There, that should do the trick!

What do you think?

vrijdag 16 december 2016

Raspberry beret

Last weekend, I bought a raspberry beret, though unlike the subject of Prince's song, I didn't find it at a second hand store, but at last Sunday's flea market.


I'm always on the lookout for berets, which I'd like to have in as many colours as possible. Jos would add that I'm always losing them, but honestly, that's not true: I only lost two so far. To be fair: they were two of my favourites, both "Kangols" to boot. It's a good thing they were all bought second hand, but still ...

Anyway, I am digressing here.

The flea market we went to on Sunday was the last one of its kind this year.
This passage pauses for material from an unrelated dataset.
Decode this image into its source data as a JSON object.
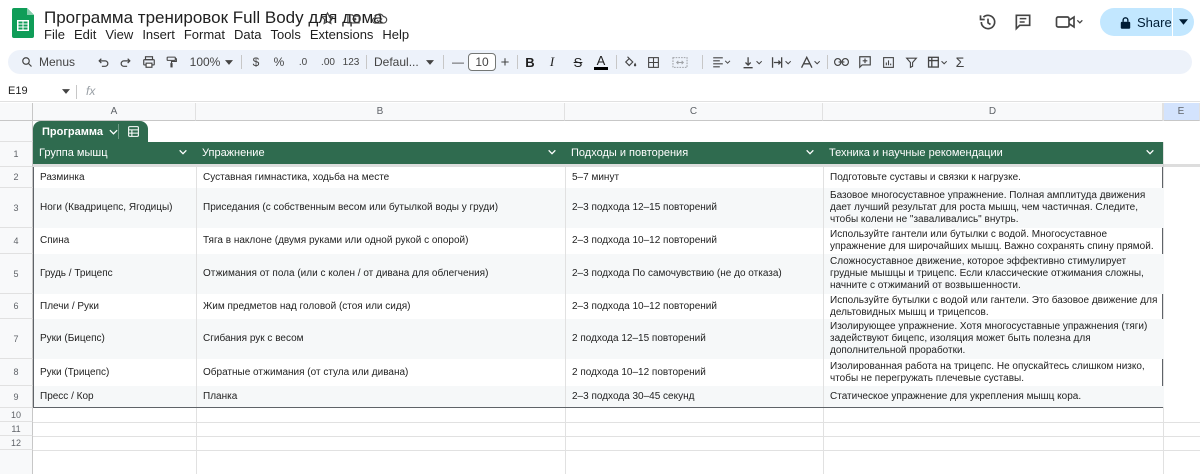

It's an outing we always look forward to, as we've yet to come home empty handed.





I started out wearing a red felt hat - and not the beret, of course - as well as a purple flower embroidered velvet scarf, which I bought for € 0,50 at a flea market about a year ago.

The red woollen jacket often accompanies me to flea markets at this time of year.

I actually prefer wearing a jacket rather than a full length coat to fleas, so that I can rummage through ground level boxes without ruining my coat's hemline.










I couldn't resist wearing my new blouse, which I combined with a 1970s Trevira front-pleat A-line skirt in a greyish blue. I have the same one in chocolate brown, and both still have their original belts.


This time, I replaced the belt with a shiny black vinyl one.


I chose a blue cardigan to wear on top and my accessories consisted of a red plastic ring, vintage red plastic beads and a brooch featuring a pair of sparkling blackbirds.



We had hardly made a start when we came across this wooden Scottie dog. I don't know what it is with me lately. Although I am much more of a cat person, cute dog ornaments and brooches suddenly appeal to me. But no worries, I'll still end up a crazy cat lady, of that I'm sure!


Next up was this 1950s hairdryer with chrome body and Bakelite handle. Originally priced at € 8, but already reduced to € 3 as the guys selling it were having a clearance, we were practically begged to take it off their hands for € 2.






It's from a German brand named "Schott" and it seems that there was a black Bakelite version as well.

Apparently, it is missing the nozzle, but I never use that anyway.

It was still in working order, but Jos has been bringing the electrics up to date so that I can actually start using it.











From the same stall, we bought some more Bakelite, both at silly prices.

A small lidded box ...



... and a cute little torch.



We continued our journey, and had only gone a few paces when a boxful of vintage buttons caught my eye.

I am not a sewer, just a  "replacer-of-buttons", which of course is a necessity when buying vintage clothing, and I can never ever resist a rummage through some vintage buttons.

They are so much nicer than what's on sale nowadays, and as these were only € 1 per set, it would have been rude not to buy any.


The "brooch lady" doesn't have a pitch at this market, more's the pity, but I still managed to find a couple of nice brooches, as well as a pair of amber coloured earrings, for € 2 each.

It looks like one of the elephants was trying to escape, the little rascal, which was soon fixed by my personal handy-man, Jos.


I came across several drool-worthy brooches, but all were way beyond what I was willing to pay.

The owner of one stall, who trades at several flea markets we are frequenting, automatically says € 10 when asked for a price. Now, I'm not saying that some of her things aren't worth € 10,- but she never, ever differentiates. If you look doubtful, she adds that the item is "old".

Nevertheless, we can never resist asking her the price of at least one item just to test her.



Ever since I blogged about my first proper collection, the keyrings, I always look out for them on flea markets and often end up buying some I remember having as a child.

Aren't those chocolate bars and the Dreft washing up liquid (Belgium's version of Fairy Liquid) super cute?
I loved playing with these as a child, so no wonder most of them didn't survive ...

Our last purchase was the raspberry pink beret, which cost € 2, and which neatly brings us back to the start of this post!

No flea markets this weekend, so what shall we do?

Whatever it is, it won't be Christmas shopping, that's for sure!